**REQUIRED WORK**
In the entries below, find each line where the word "Power" appears and give only the total count of such lines.

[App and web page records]
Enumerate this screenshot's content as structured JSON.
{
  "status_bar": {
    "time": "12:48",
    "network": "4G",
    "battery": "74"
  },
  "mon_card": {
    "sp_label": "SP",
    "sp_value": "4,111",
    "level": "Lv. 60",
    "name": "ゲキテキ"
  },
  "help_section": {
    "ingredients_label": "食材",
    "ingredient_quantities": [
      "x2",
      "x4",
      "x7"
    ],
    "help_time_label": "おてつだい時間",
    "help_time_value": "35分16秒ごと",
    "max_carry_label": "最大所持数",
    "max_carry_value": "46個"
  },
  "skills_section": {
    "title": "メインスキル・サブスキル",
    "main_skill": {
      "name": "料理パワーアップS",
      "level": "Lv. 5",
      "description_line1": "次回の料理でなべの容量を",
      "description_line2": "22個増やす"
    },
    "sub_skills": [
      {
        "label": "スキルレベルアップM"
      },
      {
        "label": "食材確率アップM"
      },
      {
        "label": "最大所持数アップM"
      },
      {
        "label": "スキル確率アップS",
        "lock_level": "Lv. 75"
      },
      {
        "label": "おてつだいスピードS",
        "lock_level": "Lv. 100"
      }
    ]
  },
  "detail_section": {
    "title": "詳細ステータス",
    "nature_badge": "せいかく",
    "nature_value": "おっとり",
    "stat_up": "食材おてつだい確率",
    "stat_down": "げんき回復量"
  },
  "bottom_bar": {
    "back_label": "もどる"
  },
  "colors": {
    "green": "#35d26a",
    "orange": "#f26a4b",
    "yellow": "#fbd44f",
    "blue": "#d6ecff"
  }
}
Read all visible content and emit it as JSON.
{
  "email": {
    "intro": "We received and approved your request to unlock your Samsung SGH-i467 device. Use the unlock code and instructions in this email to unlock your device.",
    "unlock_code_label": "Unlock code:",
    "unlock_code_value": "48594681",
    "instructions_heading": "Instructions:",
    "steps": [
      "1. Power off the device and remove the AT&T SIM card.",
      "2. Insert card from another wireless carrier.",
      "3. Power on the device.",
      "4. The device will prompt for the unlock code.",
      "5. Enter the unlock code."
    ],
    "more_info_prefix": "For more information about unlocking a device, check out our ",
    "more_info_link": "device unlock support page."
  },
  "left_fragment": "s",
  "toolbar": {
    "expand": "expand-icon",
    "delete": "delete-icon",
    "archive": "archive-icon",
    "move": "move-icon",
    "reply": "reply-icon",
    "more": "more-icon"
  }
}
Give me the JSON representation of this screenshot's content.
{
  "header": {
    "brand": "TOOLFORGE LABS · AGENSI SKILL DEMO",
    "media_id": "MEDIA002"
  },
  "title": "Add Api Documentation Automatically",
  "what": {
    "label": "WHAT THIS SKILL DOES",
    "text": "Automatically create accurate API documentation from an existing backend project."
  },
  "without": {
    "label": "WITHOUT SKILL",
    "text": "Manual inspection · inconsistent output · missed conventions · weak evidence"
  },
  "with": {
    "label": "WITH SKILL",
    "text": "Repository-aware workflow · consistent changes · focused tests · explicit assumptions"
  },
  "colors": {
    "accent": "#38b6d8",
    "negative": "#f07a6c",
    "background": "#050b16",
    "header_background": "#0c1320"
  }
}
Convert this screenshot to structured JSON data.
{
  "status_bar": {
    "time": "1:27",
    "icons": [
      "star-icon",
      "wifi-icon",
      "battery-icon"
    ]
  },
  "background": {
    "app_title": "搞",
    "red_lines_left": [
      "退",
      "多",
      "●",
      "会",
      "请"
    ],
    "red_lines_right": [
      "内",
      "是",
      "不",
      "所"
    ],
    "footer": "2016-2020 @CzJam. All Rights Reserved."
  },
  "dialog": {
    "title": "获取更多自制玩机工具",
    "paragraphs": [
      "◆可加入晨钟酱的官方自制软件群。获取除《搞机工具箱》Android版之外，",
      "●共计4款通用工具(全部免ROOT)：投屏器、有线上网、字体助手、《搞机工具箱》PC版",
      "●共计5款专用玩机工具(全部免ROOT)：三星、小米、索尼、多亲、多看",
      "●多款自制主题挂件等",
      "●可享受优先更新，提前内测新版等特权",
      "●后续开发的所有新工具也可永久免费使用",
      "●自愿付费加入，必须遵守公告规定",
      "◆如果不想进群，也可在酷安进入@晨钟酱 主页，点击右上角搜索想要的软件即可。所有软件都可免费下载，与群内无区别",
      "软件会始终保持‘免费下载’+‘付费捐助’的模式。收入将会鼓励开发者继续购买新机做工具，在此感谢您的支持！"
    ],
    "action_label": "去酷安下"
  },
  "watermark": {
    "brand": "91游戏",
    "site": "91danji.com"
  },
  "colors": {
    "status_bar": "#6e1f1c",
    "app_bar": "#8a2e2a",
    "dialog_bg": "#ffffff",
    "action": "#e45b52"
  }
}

**EXERCISE ANSWER**
2